Arivaca, Ariz. – Byrd Baylor’s love of the desert serves as both setting and subject for her writing.
She’s best known for her children’s books, mostly set in the Southwest and populated with Native Americans and desert creatures.
After years in Tucson writing for various newspapers and magazines, Baylor left the city 25 years ago for a simple, solar-powered home near Arivaca, Ariz, a dozen miles from the nearest paved road and down a rutted track that she charitably calls a “driveway.”
Some visitors with low-clearance vehicles give up, park, and walk the final mile to her house. But the unforgiving road leads to a gracious host. Byrd Baylor wants her guests to be comfortable in her rustic home.
Listen to the story:
She lives the simplest of lives. Her house is solar-powered, but the draw is low because she uses almost no electronic devices or appliances. The rooms are sparse and dark; just enough light for reading and writing.
She spends most of her time outside writing at two tables, each with good views of nearby Pepalote Wash.
Her “summer office,” as she called it with a laugh, is a table under a wooden frame. The winter office? A similar table, sitting in the sun.
She does not own a computer. A technical problem for Byrd Baylor is a pen running dry, or the wind tossing a few sheets of notebook paper around.

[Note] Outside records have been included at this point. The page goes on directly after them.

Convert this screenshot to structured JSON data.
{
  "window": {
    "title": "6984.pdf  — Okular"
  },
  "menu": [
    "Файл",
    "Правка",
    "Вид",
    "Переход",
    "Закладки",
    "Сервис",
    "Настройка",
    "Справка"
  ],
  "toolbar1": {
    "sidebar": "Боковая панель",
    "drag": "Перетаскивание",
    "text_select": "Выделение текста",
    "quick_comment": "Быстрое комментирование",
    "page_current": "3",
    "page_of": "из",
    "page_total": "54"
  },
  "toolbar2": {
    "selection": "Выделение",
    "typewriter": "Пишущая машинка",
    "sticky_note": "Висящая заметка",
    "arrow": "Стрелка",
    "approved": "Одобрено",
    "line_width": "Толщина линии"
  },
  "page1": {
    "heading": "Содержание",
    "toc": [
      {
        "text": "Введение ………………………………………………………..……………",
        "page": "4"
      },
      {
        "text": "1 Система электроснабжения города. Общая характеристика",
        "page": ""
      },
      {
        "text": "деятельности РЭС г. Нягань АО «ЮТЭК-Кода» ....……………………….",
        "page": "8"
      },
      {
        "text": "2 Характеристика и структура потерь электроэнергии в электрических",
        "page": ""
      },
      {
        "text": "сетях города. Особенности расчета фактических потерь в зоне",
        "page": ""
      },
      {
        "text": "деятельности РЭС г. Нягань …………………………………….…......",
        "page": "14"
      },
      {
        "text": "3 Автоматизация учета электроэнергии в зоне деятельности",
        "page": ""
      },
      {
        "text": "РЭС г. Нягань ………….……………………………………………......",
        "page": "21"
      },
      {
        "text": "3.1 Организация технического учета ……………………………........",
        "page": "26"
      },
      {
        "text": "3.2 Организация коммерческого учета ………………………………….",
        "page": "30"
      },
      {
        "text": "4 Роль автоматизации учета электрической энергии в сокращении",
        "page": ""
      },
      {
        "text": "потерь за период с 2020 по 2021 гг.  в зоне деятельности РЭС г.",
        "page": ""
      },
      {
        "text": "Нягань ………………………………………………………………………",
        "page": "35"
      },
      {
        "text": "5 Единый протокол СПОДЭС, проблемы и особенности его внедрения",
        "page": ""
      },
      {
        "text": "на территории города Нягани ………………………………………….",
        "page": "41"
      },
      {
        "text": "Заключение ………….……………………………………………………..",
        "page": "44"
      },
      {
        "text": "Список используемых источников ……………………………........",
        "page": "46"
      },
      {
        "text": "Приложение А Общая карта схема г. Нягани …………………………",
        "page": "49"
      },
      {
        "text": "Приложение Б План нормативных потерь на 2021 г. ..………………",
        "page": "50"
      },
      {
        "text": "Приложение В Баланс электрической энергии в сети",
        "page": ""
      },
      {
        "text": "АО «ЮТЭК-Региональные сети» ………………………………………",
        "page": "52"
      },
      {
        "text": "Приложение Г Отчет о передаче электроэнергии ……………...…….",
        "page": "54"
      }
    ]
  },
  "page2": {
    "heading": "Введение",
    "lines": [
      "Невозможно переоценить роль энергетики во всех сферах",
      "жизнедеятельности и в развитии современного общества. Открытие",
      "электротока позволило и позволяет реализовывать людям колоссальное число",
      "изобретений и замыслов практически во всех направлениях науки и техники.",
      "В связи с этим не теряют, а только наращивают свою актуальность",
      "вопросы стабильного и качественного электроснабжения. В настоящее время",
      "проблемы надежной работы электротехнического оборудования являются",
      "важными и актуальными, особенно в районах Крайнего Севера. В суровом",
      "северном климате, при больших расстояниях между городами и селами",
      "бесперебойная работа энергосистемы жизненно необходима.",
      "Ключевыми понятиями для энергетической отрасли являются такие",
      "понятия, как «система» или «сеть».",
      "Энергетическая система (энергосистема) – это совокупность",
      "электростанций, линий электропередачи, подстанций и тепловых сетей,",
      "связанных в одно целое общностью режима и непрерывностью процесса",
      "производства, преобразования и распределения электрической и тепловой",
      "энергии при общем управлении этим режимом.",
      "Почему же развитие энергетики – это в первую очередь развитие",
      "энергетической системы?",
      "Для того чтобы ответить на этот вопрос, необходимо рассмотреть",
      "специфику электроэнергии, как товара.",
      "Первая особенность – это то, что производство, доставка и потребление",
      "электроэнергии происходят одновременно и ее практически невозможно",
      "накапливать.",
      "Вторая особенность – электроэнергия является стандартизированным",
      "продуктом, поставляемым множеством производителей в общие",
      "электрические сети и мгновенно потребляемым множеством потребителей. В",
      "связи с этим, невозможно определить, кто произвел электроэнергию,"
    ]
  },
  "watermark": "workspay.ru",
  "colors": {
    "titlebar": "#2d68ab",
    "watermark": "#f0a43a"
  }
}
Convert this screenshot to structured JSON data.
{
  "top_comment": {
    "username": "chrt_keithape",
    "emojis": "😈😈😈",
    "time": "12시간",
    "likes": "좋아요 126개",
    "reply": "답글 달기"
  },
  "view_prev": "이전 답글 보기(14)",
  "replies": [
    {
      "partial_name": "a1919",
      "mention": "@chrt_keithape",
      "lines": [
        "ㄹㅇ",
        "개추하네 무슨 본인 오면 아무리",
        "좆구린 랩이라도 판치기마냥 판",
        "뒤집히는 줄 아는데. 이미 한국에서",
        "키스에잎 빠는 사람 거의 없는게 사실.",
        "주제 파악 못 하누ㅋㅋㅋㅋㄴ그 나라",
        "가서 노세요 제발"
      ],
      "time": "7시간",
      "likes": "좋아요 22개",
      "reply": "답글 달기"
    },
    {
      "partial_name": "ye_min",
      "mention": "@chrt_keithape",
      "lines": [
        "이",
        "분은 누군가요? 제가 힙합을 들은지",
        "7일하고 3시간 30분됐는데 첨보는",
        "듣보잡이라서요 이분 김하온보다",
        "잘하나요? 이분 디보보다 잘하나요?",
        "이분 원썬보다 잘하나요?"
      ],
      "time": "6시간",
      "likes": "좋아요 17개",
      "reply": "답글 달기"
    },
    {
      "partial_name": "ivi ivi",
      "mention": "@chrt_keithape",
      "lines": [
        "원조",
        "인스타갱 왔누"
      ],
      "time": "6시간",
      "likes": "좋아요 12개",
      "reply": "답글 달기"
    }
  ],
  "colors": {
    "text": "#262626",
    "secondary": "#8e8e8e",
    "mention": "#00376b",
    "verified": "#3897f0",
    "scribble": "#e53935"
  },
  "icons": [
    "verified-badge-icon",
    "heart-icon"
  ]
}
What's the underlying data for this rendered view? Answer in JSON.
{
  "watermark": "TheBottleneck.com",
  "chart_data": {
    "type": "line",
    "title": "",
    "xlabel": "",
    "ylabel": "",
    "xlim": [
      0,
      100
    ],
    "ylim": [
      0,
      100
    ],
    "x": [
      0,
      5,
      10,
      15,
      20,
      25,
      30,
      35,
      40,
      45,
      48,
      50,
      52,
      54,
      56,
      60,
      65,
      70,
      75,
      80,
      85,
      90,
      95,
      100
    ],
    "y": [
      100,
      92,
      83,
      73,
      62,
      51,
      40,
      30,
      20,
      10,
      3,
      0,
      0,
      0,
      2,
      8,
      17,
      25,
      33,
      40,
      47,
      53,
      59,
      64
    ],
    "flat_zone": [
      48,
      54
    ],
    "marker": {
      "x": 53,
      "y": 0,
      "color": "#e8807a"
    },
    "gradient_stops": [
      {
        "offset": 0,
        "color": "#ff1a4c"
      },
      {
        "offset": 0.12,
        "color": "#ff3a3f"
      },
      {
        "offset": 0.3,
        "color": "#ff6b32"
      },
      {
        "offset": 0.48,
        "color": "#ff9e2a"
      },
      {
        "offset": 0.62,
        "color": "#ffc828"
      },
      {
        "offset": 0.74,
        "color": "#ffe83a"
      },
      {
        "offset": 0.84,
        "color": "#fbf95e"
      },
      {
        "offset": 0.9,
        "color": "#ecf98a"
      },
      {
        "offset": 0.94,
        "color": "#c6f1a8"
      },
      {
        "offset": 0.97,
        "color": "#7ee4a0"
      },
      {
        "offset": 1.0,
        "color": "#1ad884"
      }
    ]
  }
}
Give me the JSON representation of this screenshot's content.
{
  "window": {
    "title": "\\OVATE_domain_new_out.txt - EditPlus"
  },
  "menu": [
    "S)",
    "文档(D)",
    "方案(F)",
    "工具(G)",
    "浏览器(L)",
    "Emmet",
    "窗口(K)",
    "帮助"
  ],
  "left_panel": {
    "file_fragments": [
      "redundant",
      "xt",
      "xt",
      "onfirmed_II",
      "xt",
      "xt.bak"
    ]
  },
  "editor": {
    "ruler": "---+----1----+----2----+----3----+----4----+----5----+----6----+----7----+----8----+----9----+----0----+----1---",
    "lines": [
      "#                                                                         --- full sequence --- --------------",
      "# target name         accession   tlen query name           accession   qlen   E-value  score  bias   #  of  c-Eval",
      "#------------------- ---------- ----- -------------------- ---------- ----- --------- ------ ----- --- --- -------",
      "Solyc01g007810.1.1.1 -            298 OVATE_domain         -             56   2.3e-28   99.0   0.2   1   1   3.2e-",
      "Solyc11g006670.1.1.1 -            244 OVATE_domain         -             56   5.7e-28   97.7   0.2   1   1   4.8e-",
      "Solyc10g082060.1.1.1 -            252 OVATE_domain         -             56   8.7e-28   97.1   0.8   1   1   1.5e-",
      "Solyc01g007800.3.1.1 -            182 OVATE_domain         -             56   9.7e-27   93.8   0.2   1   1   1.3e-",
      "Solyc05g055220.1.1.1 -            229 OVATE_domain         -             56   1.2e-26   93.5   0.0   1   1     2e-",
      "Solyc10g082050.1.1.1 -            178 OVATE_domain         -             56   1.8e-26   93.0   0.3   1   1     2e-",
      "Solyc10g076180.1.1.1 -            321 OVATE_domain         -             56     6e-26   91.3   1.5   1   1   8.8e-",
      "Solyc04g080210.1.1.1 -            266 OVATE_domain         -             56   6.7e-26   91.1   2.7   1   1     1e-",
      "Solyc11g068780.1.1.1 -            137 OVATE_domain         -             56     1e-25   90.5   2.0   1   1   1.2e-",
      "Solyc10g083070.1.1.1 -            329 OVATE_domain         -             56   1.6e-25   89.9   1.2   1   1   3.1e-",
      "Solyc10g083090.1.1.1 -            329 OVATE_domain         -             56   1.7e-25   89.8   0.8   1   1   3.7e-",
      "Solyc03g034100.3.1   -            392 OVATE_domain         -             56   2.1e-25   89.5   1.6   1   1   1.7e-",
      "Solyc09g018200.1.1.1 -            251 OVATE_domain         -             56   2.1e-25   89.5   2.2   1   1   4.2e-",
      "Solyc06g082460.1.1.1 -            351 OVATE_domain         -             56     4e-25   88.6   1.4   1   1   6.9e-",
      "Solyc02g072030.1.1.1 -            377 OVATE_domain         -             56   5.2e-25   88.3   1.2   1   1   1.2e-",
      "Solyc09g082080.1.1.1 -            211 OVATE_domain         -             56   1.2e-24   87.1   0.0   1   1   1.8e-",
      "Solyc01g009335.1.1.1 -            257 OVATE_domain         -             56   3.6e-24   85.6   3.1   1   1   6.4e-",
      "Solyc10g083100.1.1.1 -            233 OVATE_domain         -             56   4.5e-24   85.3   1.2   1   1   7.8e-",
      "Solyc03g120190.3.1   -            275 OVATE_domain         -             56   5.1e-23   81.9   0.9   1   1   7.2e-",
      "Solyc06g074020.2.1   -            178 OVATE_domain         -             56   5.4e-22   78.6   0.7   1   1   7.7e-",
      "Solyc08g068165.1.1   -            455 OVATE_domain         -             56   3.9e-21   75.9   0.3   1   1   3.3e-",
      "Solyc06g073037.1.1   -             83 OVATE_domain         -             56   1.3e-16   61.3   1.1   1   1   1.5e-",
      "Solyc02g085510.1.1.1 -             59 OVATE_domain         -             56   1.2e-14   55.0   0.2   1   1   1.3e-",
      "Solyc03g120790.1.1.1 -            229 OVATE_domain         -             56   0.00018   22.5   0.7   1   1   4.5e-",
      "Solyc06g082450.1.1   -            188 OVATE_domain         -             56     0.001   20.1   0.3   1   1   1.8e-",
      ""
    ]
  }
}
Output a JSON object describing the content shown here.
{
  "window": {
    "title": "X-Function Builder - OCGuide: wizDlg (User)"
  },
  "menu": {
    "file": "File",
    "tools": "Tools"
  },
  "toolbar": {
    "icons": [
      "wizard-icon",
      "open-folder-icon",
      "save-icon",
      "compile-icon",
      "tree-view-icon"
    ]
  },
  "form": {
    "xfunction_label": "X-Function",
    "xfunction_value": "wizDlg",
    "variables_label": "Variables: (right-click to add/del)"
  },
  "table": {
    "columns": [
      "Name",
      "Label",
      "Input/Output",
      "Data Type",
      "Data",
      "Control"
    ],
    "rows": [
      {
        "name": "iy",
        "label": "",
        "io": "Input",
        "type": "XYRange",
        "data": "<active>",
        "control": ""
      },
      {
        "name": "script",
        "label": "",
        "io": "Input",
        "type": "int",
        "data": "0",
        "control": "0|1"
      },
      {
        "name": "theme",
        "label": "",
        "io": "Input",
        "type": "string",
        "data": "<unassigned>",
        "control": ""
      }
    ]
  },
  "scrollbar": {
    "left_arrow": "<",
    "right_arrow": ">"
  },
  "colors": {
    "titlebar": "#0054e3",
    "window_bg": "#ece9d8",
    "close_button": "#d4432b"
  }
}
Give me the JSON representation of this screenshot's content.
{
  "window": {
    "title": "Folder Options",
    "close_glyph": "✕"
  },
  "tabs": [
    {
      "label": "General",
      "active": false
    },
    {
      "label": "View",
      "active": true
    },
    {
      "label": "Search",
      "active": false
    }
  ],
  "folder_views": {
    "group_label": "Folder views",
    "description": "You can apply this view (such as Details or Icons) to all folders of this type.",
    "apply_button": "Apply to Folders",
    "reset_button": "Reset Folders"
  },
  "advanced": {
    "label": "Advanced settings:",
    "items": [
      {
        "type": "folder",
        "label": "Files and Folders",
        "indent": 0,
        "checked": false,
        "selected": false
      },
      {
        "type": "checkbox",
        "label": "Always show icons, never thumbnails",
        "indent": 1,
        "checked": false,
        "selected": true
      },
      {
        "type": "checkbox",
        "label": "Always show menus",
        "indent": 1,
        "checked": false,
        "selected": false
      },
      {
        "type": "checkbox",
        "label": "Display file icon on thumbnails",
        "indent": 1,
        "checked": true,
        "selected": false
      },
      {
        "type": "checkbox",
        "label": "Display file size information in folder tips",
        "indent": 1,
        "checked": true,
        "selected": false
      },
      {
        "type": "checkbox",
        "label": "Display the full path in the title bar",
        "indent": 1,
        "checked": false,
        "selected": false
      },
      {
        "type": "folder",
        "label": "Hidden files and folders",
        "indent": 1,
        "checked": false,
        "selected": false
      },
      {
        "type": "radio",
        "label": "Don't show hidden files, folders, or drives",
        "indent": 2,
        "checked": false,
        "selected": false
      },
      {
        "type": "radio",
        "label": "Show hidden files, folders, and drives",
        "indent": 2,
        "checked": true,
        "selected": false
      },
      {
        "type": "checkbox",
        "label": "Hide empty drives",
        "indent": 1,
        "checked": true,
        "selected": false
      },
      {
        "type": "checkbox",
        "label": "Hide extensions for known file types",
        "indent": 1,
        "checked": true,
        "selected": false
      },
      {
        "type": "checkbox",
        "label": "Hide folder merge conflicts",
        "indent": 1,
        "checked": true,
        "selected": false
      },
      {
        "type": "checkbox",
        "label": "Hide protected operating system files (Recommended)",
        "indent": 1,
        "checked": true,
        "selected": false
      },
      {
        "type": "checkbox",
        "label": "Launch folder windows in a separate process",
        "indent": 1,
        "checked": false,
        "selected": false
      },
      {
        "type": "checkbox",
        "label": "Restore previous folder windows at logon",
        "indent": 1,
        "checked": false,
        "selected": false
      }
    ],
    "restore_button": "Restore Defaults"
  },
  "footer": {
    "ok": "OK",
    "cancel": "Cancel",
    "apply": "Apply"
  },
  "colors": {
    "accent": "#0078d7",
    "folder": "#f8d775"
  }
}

I visited Baylor at her home in the winter of 2009.
My recording gear looked completely foreign sitting on an ancient, knotted table. A broken windmill howled above us as it strained to turn in the wind.
A perfect setting for Byrd Baylor to talk about her favorite subjects: writing, the Sonoran Desert, and living a simple life.